For the first time in its seven-year history, Tumblr — the meme-heavy, technicolor online hangout of the 16-to-24 set — will begin surfacing trending content, sort of like Twitter and Facebook do.

That means that, to the glee of long-skeptical advertisers, the site’s getting a little more comprehensible to people older than, say, 25. It’s also providing an incredible, elusive public service: Giving jaded, confused adults a glimpse into the pulsing heart of youth Internet culture, into what the mysterious Kids think is cool.

There’s no need to read Buzzfeed, or consult think pieces, or interrogate your little brother/sister/cousin/nephew/friend: You can just click over to Tumblr’s new “Explore” tab and mainline all those memes, soft sepia photos and introspective quotes, yourself! Among the Tumblr posts trending, as of this writing:

In all fairness, of course, Tumblr is home to a whole panoply of posts and people. (Including the Washington Post!
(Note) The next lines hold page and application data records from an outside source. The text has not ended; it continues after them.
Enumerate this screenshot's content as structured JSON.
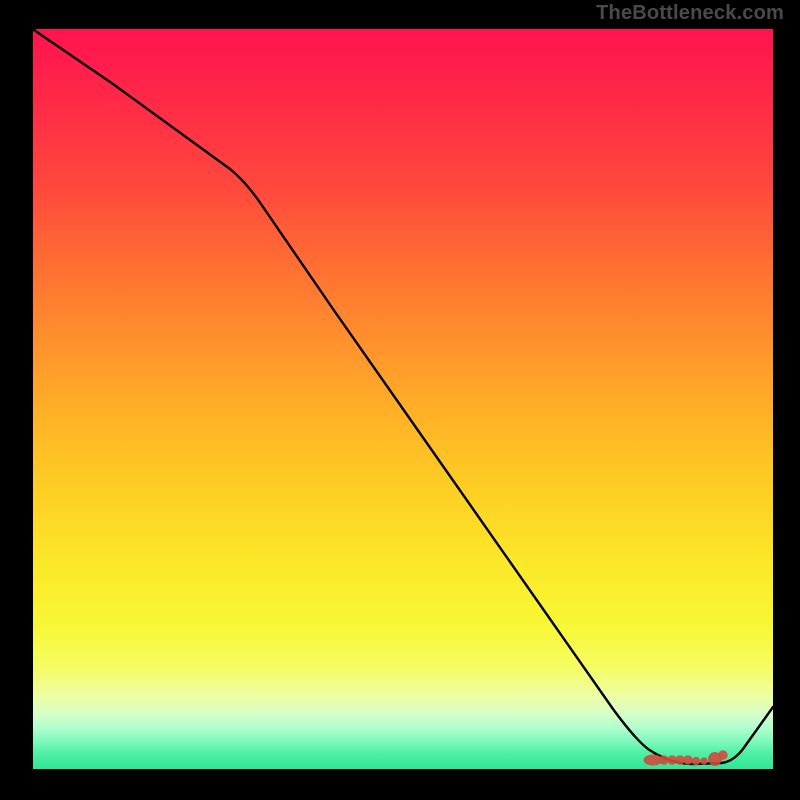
{
  "attribution": "TheBottleneck.com",
  "chart_data": {
    "type": "line",
    "title": "",
    "xlabel": "",
    "ylabel": "",
    "xlim": [
      0,
      100
    ],
    "ylim": [
      0,
      100
    ],
    "grid": false,
    "legend": false,
    "series": [
      {
        "name": "curve",
        "x": [
          0,
          10,
          22,
          30,
          40,
          50,
          60,
          70,
          80,
          83,
          86,
          89,
          92,
          100
        ],
        "values": [
          100,
          92,
          82,
          73,
          60,
          47,
          34,
          21,
          8,
          3,
          1.5,
          1,
          1,
          12
        ]
      }
    ],
    "markers": {
      "name": "dot-cluster",
      "x": [
        83.5,
        85,
        86.2,
        87.3,
        88.2,
        91.2
      ],
      "values": [
        1.2,
        1.1,
        1.0,
        1.0,
        1.0,
        1.3
      ],
      "style": "red-dots"
    },
    "colors": {
      "gradient_top": "#ff1350",
      "gradient_mid": "#fece24",
      "gradient_bottom": "#30e695",
      "curve": "#000000",
      "markers": "#d24b3e"
    }
  }
}
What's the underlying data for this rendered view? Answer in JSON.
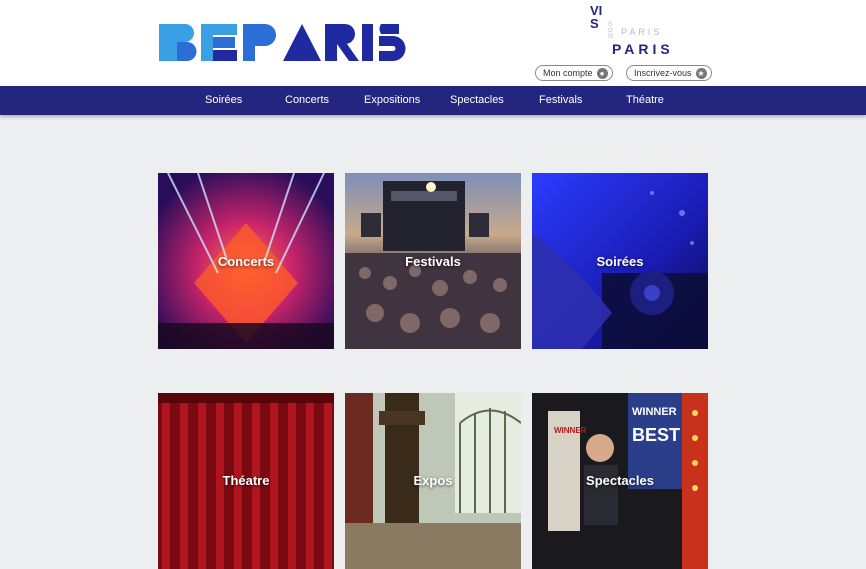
{
  "header": {
    "logo_text": "BEPARIS",
    "tagline": {
      "vis": "VIS",
      "sois": "SOIS",
      "paris_small": "PARIS",
      "paris_big": "PARIS"
    },
    "account_label": "Mon compte",
    "signup_label": "Inscrivez-vous"
  },
  "nav": {
    "items": [
      "Soirées",
      "Concerts",
      "Expositions",
      "Spectacles",
      "Festivals",
      "Théatre"
    ]
  },
  "cards": [
    {
      "label": "Concerts"
    },
    {
      "label": "Festivals"
    },
    {
      "label": "Soirées"
    },
    {
      "label": "Théatre"
    },
    {
      "label": "Expos"
    },
    {
      "label": "Spectacles"
    }
  ],
  "colors": {
    "brand_blue": "#24257f",
    "logo_light": "#3aa0e6",
    "logo_mid": "#2b6ed8",
    "logo_dark": "#1f2aa0"
  }
}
Oh hey.) But the dual curse and intrigue of the blogging platform has always been its unusual demographics: Almost half of Tumblr’s users are between 16 and 24, and a roughly equal number are men and women. Most other mainstream networks favor one gender or another, and almost all skew considerably older than the late teens/early 20s.

On top of that, Tumblr is both private and community-oriented in a way that Twitter or Instagram aren’t — chalk that up to the intimacy of the image-heavy, reblog-friendly medium, and the fact that, despite the site’s big Yahoo takeover in 2013, it still doesn’t look or feel like a cold, corporate enterprise. The site, once described as an “$800 million art project,” didn’t even allow advertising until May 2012; and if you search Google for “Tumblr advertising” today, the profanely titled “F*** Yeah, Advertising!” is still among the top results. (On Tumblr, for what it’s worth, there’s a “F*** Yeah” blog for pretty much everything.)

All these factors make Tumblr something of a cultural petri dish for our Internet-enabled youth, the tireless generator of gems from Feminist Ryan Gosling to TL;DR Wikipedia. (An appropriately trippy essay in the German magazine Electronic Beats once described it as a space obsessed with “dissolving, re-ingesting and mutating our pop culture,” filtering life through “the digital corporeal.”)

Now, at last, even the Olds can see the world through that kaleidoscopic lens. It’s a fascinating — if occasionally unsettling! — view.